The picturesque and charming city of Luang Prabang is Laos’ main selling point to tourists. With small roads and cute alleys, surrounded by waterfalls, caves and forest, it is easy to find something for everyone, from street shopping to jungle adventure. Luang Prabang was our first stop in Laos (after a 2-day slow boat) and we explored both, the city and the natural surroundings.
Once the residence of President Sisavang Vong, the Royal Palace in Luang Prabang was probably the simplest royal palace we’ve seen so far. Combining both Lao and French architecture, the building stood out more for its size than for its looks. A palm tree avenue led the way, along with beautiful views of the nearby Hor Phrabang.

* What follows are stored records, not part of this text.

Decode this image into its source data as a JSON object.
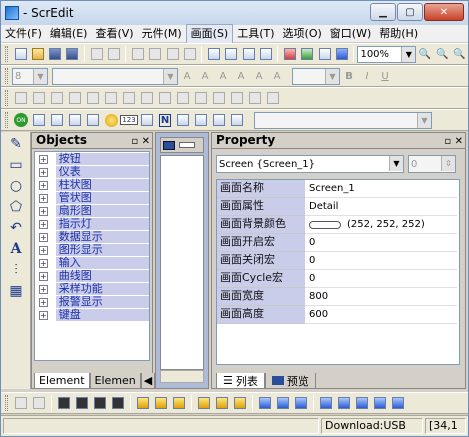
{
  "window": {
    "title": "- ScrEdit"
  },
  "menu": [
    "文件(F)",
    "编辑(E)",
    "查看(V)",
    "元件(M)",
    "画面(S)",
    "工具(T)",
    "选项(O)",
    "窗口(W)",
    "帮助(H)"
  ],
  "menu_active_index": 4,
  "toolbar": {
    "zoom_value": "100%",
    "font_size_value": "8"
  },
  "objects_panel": {
    "title": "Objects",
    "items": [
      "按钮",
      "仪表",
      "柱状图",
      "管状图",
      "扇形图",
      "指示灯",
      "数据显示",
      "图形显示",
      "输入",
      "曲线图",
      "采样功能",
      "报警显示",
      "键盘"
    ],
    "tabs": [
      "Element",
      "Elemen"
    ]
  },
  "property_panel": {
    "title": "Property",
    "selector_value": "Screen {Screen_1}",
    "spin_value": "0",
    "rows": [
      {
        "key": "画面名称",
        "value": "Screen_1"
      },
      {
        "key": "画面属性",
        "value": "Detail"
      },
      {
        "key": "画面背景颜色",
        "value": "(252, 252, 252)"
      },
      {
        "key": "画面开启宏",
        "value": "0"
      },
      {
        "key": "画面关闭宏",
        "value": "0"
      },
      {
        "key": "画面Cycle宏",
        "value": "0"
      },
      {
        "key": "画面宽度",
        "value": "800"
      },
      {
        "key": "画面高度",
        "value": "600"
      }
    ],
    "bg_color": "#fcfcfc",
    "tabs": [
      "列表",
      "预览"
    ]
  },
  "status": {
    "download": "Download:USB",
    "coords": "[34,1"
  },
  "colors": {
    "accent": "#c9cdea",
    "tree_text": "#1b2ea8"
  }
}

No pictures were allowed inside and one must wear appropriate clothing (covering shoulders and upper legs) to visit the museum. Inside, a set of nicely decorated rooms and corridors displayed artifacts and gifts from other nations. We were surprised how even the king’s crown was made out of wood and not some precious metal. The highlight for us was the reception room, which had walls entirely covered in canvas paintings of daily Lao life. Each section of the painting was best observed when the actual time of the day matched the time on the depicted painting.
It was easy to see the tall golden chedi situated on the top of the 100m high Mount Phu Si from nearly anywhere in the city. Although there were a few temples along the steep way up and on the top of the hill, Mount Phu Si was famous for its panoramic city views and the sunset over the Mekong.
The entire city of Luang Prabang was visible from the top, including the tree-covered mountains in the horizon and the Mekong river cutting through them. The low sunset light made the city shine in a mix of gold, red and green colors. It was interesting to see how even the second largest city in Laos was still so underdeveloped and basically in the middle of the forest.
Kuang Si Waterfall
At some 30km outside Luang Prabang, the beautiful Kuang Si waterfall was worth the one hour trip it took to get there. We arranged a minivan on the streets of Luang Prabang to get us to the park and after a lot of confusion switching to other vehicles, we finally arrived.
After entering the park (20,000 kip, USD 2.50 per person), we took a small path in the middle of the woods to get to the pools. Along the way, there was a bear rescue center with several bears that have been rescued. Just a short walk from the bears, we saw the first of many pools.
The crystal clear water flowed down the many levels of limestone humps and gently dropped into the turquoise-jade colored pool, forming an idyllic oasis in middle of the jungle.
As we walked upstream along the seemingly endless pools and falls, we marvelled more and more at the color of the water and the elegance of the falls and pools. A water wheel at one of the stronger falls added more charm. No wonder we found many painters sitting in the park, trying to depict the same beauty on their canvases.
When we finally got to the top-tiered pool, we were blown away by the majestic waterfall. The multi-tiered Kuang Si Waterfall dropped some 70m into a set of the same pools we had been seeing all along. Lush green jungle surrounded the waterfall, while the water spray from the waterfall reflected the sunlight in the perfect angle. A wooden bridge crossing in front of the waterfall completed the setting.
It was so relaxing to just sit there, close my eyes, listen to the sound of waterfall and feel the gentle water spray on my face. I could have sat there for hours and not gotten tired of the view.
As we suspected, Laos has been more about its natural beauty and adventures than sights in the city. We learned to live and enjoy the laid-back atmosphere of Laos in Luang Prabang. If our first impressions of Laos were not the greatest, it was certainly growing on us. Before we left Luang Prabang, we made sure to visit the elephant village nearby and spend a day with these giant creatures!
For more pictures from Luang Prabang, please visit the gallery!